However, Clift believes that, contrary to Mastercard’s strategy of having a separate debit brand – Maestro – Visa’s single brand for both is “absolutely” right. “Visa can stand for credit and debit, and any form of fast reliable payment,” he says.
Mastercard, though, would disagree. Rhodes says of the Mastercard brand family: “We are an ingredient brand, but not in the same way as Intel. We have a clear mandate that we want to be seen as a global payment system, at the heart of commerce. And by the very nature of the evolution we are moving beyond credit cards, such as payment systems in mobile phones, giving people access to their money or credit lines in different ways.”
As Millar says: “Both Mastercard and Visa have the same strategy of switching consumers from using cash to cards and have similar new technologies to achieve this.”
Such technologies include Visa’s PayWave and Mastercard’s PayPass contactless payment cards introduced in London last September. Beattie McGuinness Bungay planning partner David Bain bills it as a “battle of the two generics”.
He suggests both seem to be emulating what is happening with mobile operators, who offer similar deals in terms of minutes, coverage and money, but increasingly differentiate themselves with extras such as gig tickets and VIP areas and downloads.
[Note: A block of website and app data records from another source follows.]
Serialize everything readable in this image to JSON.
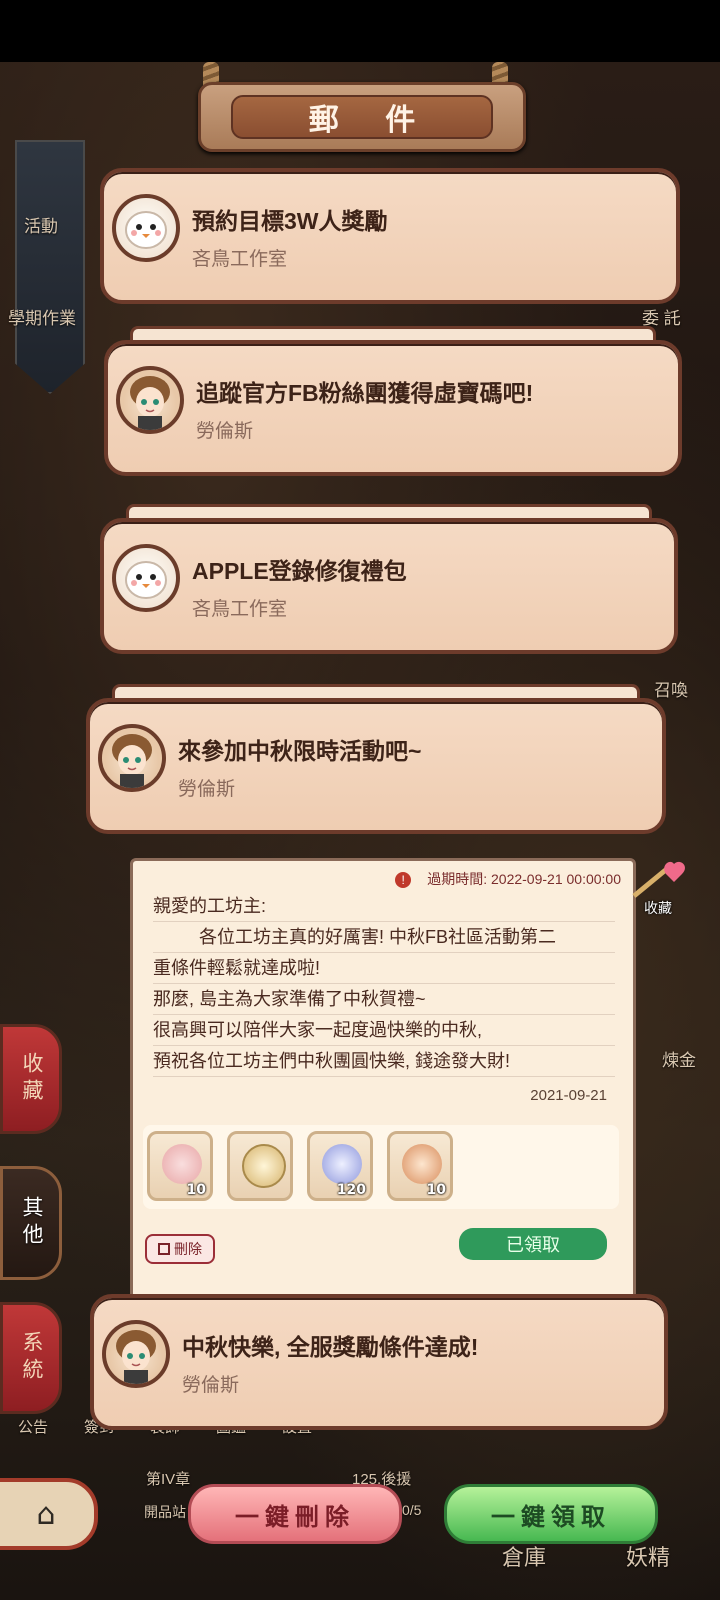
{
  "title": "郵 件",
  "background_labels": {
    "activity": "活動",
    "homework": "學期作業",
    "commission": "委 託",
    "summon": "召喚",
    "gold": "煉金",
    "notice": "公告",
    "checkin": "簽到",
    "outfit": "裝飾",
    "gallery": "圖鑑",
    "settings": "設置",
    "chapter": "第IV章",
    "chapter_progress": "125.後援",
    "chapter_sub": "開品站",
    "chapter_count": "0/5",
    "warehouse": "倉庫",
    "elf": "妖精"
  },
  "mails": [
    {
      "subject": "預約目標3W人獎勵",
      "sender": "吝鳥工作室",
      "avatar": "bird-avatar"
    },
    {
      "subject": "追蹤官方FB粉絲團獲得虛寶碼吧!",
      "sender": "勞倫斯",
      "avatar": "lawrence-avatar"
    },
    {
      "subject": "APPLE登錄修復禮包",
      "sender": "吝鳥工作室",
      "avatar": "bird-avatar"
    },
    {
      "subject": "來參加中秋限時活動吧~",
      "sender": "勞倫斯",
      "avatar": "lawrence-avatar"
    },
    {
      "subject": "中秋快樂, 全服獎勵條件達成!",
      "sender": "勞倫斯",
      "avatar": "lawrence-avatar"
    }
  ],
  "detail": {
    "expire_label": "過期時間: 2022-09-21 00:00:00",
    "lines": [
      "親愛的工坊主:",
      "各位工坊主真的好厲害! 中秋FB社區活動第二",
      "重條件輕鬆就達成啦!",
      "那麼, 島主為大家準備了中秋賀禮~",
      "很高興可以陪伴大家一起度過快樂的中秋,",
      "預祝各位工坊主們中秋團圓快樂, 錢途發大財!"
    ],
    "date": "2021-09-21",
    "rewards": [
      {
        "name": "flower-wand-icon",
        "qty": "10",
        "color": "#f2c6b8"
      },
      {
        "name": "gold-medal-icon",
        "qty": "",
        "color": "#e2c98f"
      },
      {
        "name": "hourglass-gem-icon",
        "qty": "120",
        "color": "#aeb6ee"
      },
      {
        "name": "mont-blanc-cake-icon",
        "qty": "10",
        "color": "#e2a07a"
      }
    ],
    "delete_label": "刪除",
    "claimed_label": "已領取"
  },
  "favorite_label": "收藏",
  "left_tabs": [
    {
      "label": "收藏"
    },
    {
      "label": "其他"
    },
    {
      "label": "系統"
    }
  ],
  "buttons": {
    "delete_all": "一鍵刪除",
    "claim_all": "一鍵領取"
  }
}
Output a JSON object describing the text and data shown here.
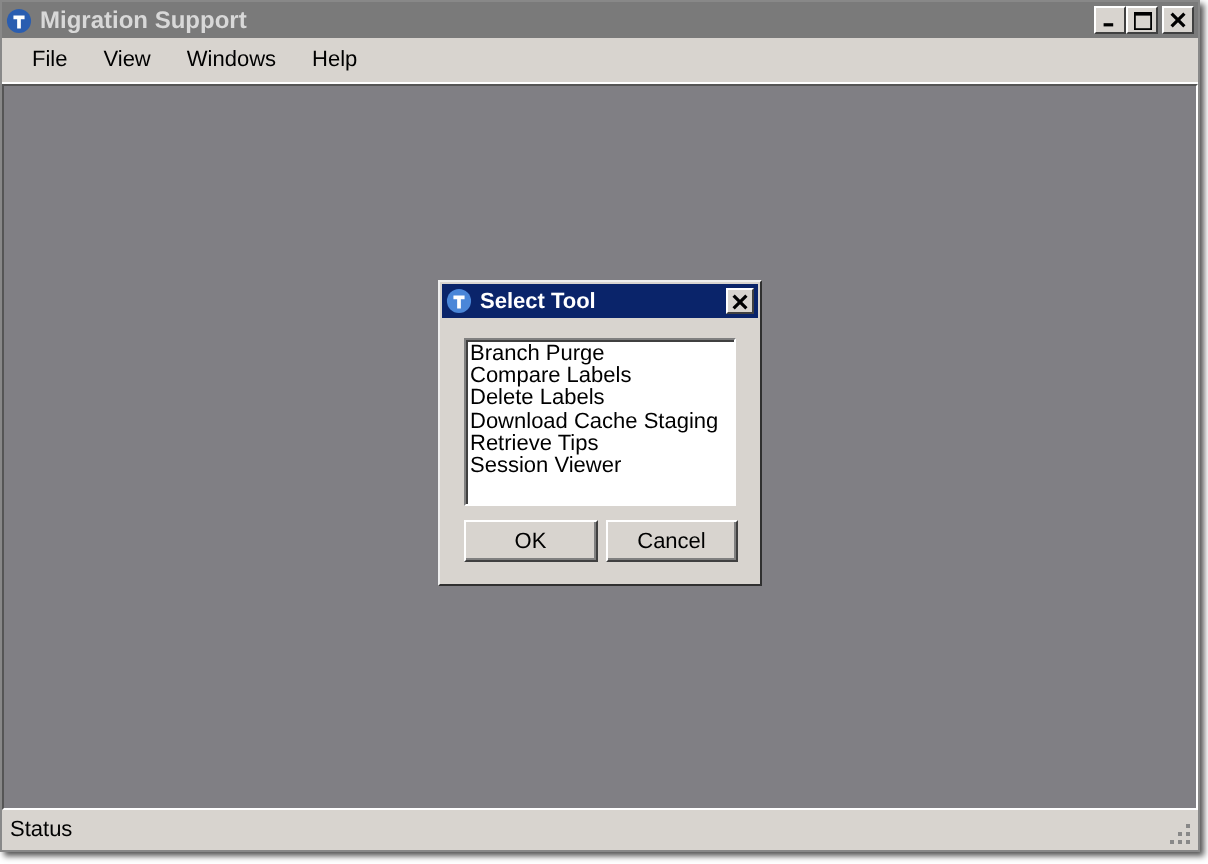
{
  "window": {
    "title": "Migration Support"
  },
  "menu": [
    "File",
    "View",
    "Windows",
    "Help"
  ],
  "dialog": {
    "title": "Select Tool",
    "items": [
      {
        "label": "Branch Purge"
      },
      {
        "label": "Compare Labels"
      },
      {
        "label": "Delete Labels"
      },
      {
        "label": "Download Cache Staging"
      },
      {
        "label": "Retrieve Tips"
      },
      {
        "label": "Session Viewer"
      }
    ],
    "buttons": [
      "OK",
      "Cancel"
    ]
  },
  "status_bar": "Status"
}
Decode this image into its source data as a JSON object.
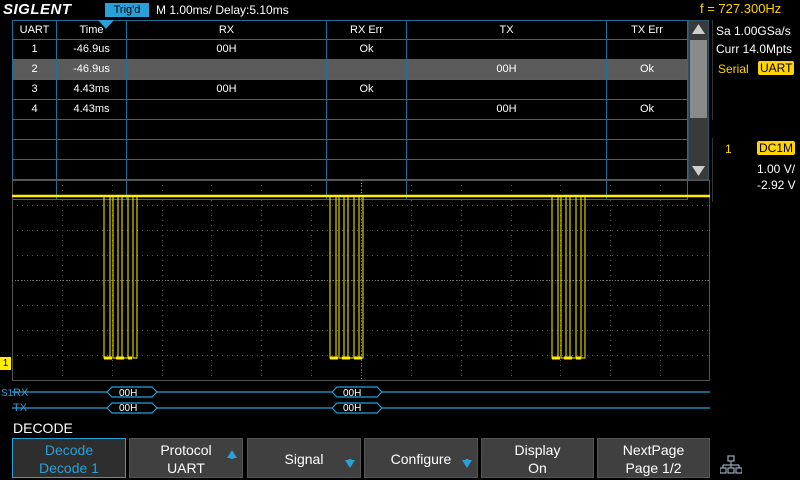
{
  "topbar": {
    "brand": "SIGLENT",
    "trigger_status": "Trig'd",
    "timebase": "M 1.00ms/ Delay:5.10ms",
    "frequency": "f = 727.300Hz"
  },
  "decode_table": {
    "headers": [
      "UART",
      "Time",
      "RX",
      "RX Err",
      "TX",
      "TX Err"
    ],
    "rows": [
      {
        "uart": "1",
        "time": "-46.9us",
        "rx": "00H",
        "rx_err": "Ok",
        "tx": "",
        "tx_err": ""
      },
      {
        "uart": "2",
        "time": "-46.9us",
        "rx": "",
        "rx_err": "",
        "tx": "00H",
        "tx_err": "Ok"
      },
      {
        "uart": "3",
        "time": "4.43ms",
        "rx": "00H",
        "rx_err": "Ok",
        "tx": "",
        "tx_err": ""
      },
      {
        "uart": "4",
        "time": "4.43ms",
        "rx": "",
        "rx_err": "",
        "tx": "00H",
        "tx_err": "Ok"
      }
    ],
    "selected_row": 2
  },
  "right_panel": {
    "sample_rate": "Sa 1.00GSa/s",
    "memory_depth": "Curr 14.0Mpts",
    "serial_label": "Serial",
    "serial_protocol": "UART",
    "channel_number": "1",
    "coupling": "DC1M",
    "volts_per_div": "1.00 V/",
    "offset": "-2.92 V"
  },
  "waveform": {
    "channel_marker": "1",
    "bus_marker": "S1",
    "rx_label": "RX",
    "tx_label": "TX",
    "rx_packets": [
      "00H",
      "00H"
    ],
    "tx_packets": [
      "00H",
      "00H"
    ],
    "colors": {
      "trace": "#ffee00",
      "bus": "#2aa0d8",
      "grid": "#555555"
    }
  },
  "menu": {
    "title": "DECODE",
    "buttons": [
      {
        "line1": "Decode",
        "line2": "Decode 1",
        "icon": ""
      },
      {
        "line1": "Protocol",
        "line2": "UART",
        "icon": "up-arrow-icon"
      },
      {
        "line1": "Signal",
        "line2": "",
        "icon": "down-arrow-icon"
      },
      {
        "line1": "Configure",
        "line2": "",
        "icon": "down-arrow-icon"
      },
      {
        "line1": "Display",
        "line2": "On",
        "icon": ""
      },
      {
        "line1": "NextPage",
        "line2": "Page 1/2",
        "icon": ""
      }
    ],
    "network_icon": "network-icon"
  }
}
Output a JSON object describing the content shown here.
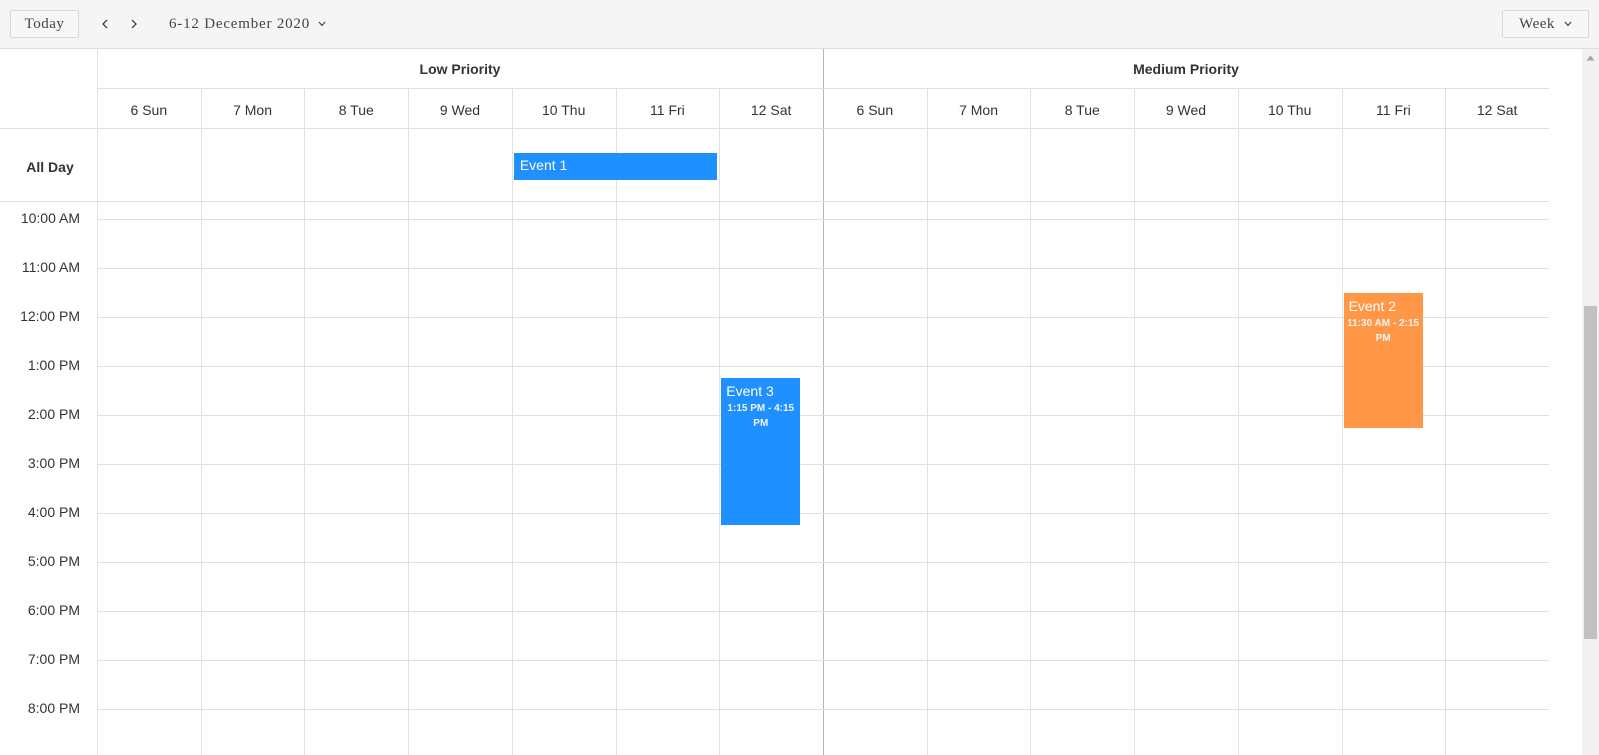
{
  "toolbar": {
    "today_label": "Today",
    "date_range": "6-12 December 2020",
    "view_label": "Week"
  },
  "groups": [
    {
      "name": "Low Priority"
    },
    {
      "name": "Medium Priority"
    }
  ],
  "days": [
    "6 Sun",
    "7 Mon",
    "8 Tue",
    "9 Wed",
    "10 Thu",
    "11 Fri",
    "12 Sat"
  ],
  "all_day_label": "All Day",
  "time_slots": [
    "10:00 AM",
    "11:00 AM",
    "12:00 PM",
    "1:00 PM",
    "2:00 PM",
    "3:00 PM",
    "4:00 PM",
    "5:00 PM",
    "6:00 PM",
    "7:00 PM",
    "8:00 PM"
  ],
  "events": [
    {
      "title": "Event 1",
      "all_day": true,
      "group": "Low Priority",
      "start_day": "10 Thu",
      "end_day": "11 Fri",
      "color": "#1e90ff"
    },
    {
      "title": "Event 2",
      "group": "Medium Priority",
      "day": "11 Fri",
      "start": "11:30 AM",
      "end": "2:15 PM",
      "time_text": "11:30 AM - 2:15 PM",
      "color": "#ff9747"
    },
    {
      "title": "Event 3",
      "group": "Low Priority",
      "day": "12 Sat",
      "start": "1:15 PM",
      "end": "4:15 PM",
      "time_text": "1:15 PM - 4:15 PM",
      "color": "#1e90ff"
    }
  ]
}
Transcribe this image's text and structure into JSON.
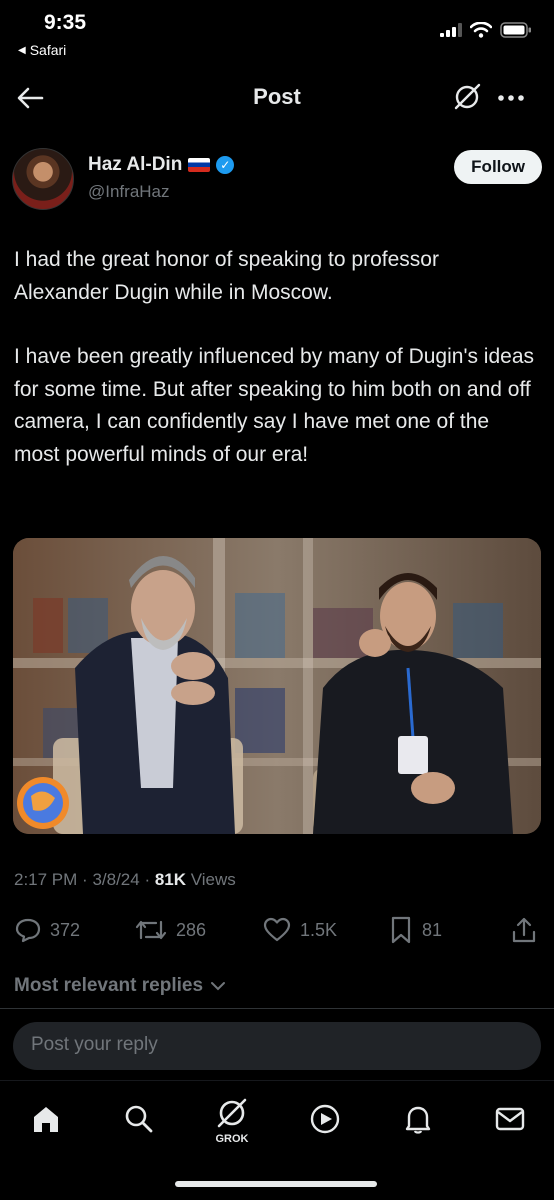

In terms of brand, if not business, Visa is playing catch-up. It will be hoping that the inconsistencies of its ad cam-paigns over the past decade have not given Mastercard a priceless and permanent advantage.